Oh, and in South Africa that week? It’s the ultra-rich Nedbank Challenge, with Lee Westwood a likely headliner.
• As if going opposite Hong Kong and Nedbank wasn’t bad enough, the Chevron will be the week before the European finale, the Race to Dubai.
Even if a European star player were tempted to play in Woods’ tournament rather than Hong Kong, the fact they’d then have to go to Dubai would seem to knock Chevron out of the mix.
• When this wild stretch of tournaments was presented to Ernie Els at the PGA Tour season-opener, the Hyundai Tournament of Champions, he shook his head, knowing that what precedes it all is the HSBC Champions in China Nov. 3-6.
“The end of this year is going to be a mess,” Els told Golfweek at Kapalua. “I don’t know what’s going to happen. You’ve got the Aussie Open, South African Open, you’ve got the Presidents Cup, HSBC, you’ve got Dubai . . . what were they thinking, to cram everything in like that. I just don’t know. In the end, we’re going to be looking like the bad guys. That’s how these thing go.”
A week later, Els discovered that these things go from bad to worse sometimes. That’s because the Sunshine Tour and European Tour revealed that the South African Open, which was held in mid-December last year, this year will be Nov. 17-20.
That’s opposite the Presidents Cup, and consider the South African players who would want to play in both – Els, Retief Goosen, Louis Oosthuizen, Charl Schwartzel, and Tim Clark.
They may have to choose between their national open and the Presidents Cup.
Like Els said, “a mess.”
So, in summary, it appears you could say the list of those who don’t find the November-December global schedule to their liking includes Woods, Els, McDowell, Scott, Poulter, Clark, Goosen, Oosthuizen, Schwartzel, and IMG officials.

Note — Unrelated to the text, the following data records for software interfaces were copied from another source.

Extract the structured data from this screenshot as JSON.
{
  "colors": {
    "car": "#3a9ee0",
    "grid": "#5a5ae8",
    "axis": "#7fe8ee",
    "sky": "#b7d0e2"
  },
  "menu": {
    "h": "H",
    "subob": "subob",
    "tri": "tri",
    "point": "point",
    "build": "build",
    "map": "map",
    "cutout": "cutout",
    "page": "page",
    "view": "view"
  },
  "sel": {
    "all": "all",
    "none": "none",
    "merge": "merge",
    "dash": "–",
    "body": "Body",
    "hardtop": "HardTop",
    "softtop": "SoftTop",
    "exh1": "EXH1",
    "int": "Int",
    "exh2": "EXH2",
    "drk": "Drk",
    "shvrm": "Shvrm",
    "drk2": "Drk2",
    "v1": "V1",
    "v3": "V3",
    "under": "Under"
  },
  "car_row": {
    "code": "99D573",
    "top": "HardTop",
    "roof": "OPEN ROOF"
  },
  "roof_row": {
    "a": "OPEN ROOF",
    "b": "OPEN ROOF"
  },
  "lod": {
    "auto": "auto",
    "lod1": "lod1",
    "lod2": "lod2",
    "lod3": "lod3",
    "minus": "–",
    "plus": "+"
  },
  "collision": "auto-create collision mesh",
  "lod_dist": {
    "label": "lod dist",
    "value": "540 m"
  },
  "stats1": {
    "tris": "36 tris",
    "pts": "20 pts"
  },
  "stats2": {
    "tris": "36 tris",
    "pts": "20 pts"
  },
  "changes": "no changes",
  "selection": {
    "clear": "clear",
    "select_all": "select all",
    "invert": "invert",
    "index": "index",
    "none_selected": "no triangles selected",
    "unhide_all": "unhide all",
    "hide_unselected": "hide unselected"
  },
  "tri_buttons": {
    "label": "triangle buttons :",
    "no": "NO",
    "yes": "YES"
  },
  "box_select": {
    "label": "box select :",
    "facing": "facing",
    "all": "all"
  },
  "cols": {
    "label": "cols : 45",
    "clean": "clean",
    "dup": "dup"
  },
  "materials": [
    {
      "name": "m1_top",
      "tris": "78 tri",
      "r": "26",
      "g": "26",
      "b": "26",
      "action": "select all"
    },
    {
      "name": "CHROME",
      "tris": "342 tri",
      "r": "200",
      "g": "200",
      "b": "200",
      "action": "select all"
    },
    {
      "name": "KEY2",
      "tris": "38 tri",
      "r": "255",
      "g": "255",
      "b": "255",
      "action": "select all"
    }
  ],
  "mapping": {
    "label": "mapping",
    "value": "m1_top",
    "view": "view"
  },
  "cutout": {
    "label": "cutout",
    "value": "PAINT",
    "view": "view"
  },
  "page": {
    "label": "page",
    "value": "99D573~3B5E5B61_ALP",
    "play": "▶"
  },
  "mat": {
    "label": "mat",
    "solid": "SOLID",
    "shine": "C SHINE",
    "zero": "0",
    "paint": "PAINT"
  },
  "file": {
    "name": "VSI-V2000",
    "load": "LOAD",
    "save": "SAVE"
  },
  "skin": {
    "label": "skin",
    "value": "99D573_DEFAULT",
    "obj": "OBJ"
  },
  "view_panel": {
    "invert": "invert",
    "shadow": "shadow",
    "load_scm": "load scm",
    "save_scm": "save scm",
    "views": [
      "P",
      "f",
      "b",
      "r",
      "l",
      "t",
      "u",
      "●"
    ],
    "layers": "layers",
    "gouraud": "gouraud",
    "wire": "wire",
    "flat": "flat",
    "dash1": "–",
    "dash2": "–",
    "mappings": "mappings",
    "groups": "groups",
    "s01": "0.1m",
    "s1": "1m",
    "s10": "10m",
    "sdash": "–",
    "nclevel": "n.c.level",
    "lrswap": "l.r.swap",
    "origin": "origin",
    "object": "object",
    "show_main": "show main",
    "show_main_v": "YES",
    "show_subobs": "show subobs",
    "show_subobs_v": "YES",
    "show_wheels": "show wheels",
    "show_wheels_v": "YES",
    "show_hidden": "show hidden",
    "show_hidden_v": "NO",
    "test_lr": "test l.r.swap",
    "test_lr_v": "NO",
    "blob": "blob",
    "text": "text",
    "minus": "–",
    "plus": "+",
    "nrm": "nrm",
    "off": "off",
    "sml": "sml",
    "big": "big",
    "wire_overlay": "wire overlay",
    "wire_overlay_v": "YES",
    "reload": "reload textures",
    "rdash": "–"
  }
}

Oh, and if those impressive South Africans were to do the unthinkable and pass up the Presidents Cup? Well, you could add PGA Tour officials to that list.
Which brings us back to another Els query – “what were they thinking?”
Personal interests, it appears, which hits at a key point to all of this. While there is much rhetoric about working together to grow the game globally, sometimes the tours can’t ignore the dollars signs that can be theirs alone.
What do European Tour and Sunshine Tour folks care about putting the South African Open opposite the Presidents Cup? The Presidents Cup doesn’t benefit them. But before you point the finger at those folks, Camp Ponte Vedra did what was best for their tour a few years ago, to the detriment of the European Tour. Commissioner Tim Finchem conceded as much in Hawaii, while dismissing the notion that he should be concerned that McIlroy, Lee Westwood and Martin Kaymer did not take out membership on the U.S. circuit.
“The European Tour has been under a lot of pressure and we didn’t help their cause when we moved The Players to May and when we created the FedEx Cup with the playoffs,” Finchem said. “What that did was it put significant pressure on their early-summer and late-summer schedule.”
It doesn’t mean that European officials have been looking to settle a score.
It just means they’ll all work together – unless it’s better to do things on their own.
“There’s a lot going on late in the year for us and the European Tour and that will probably continue as global golf sort of continues to grow,” Finchem said. “It’s an ongoing process and we’ll just have to see how things shake out.”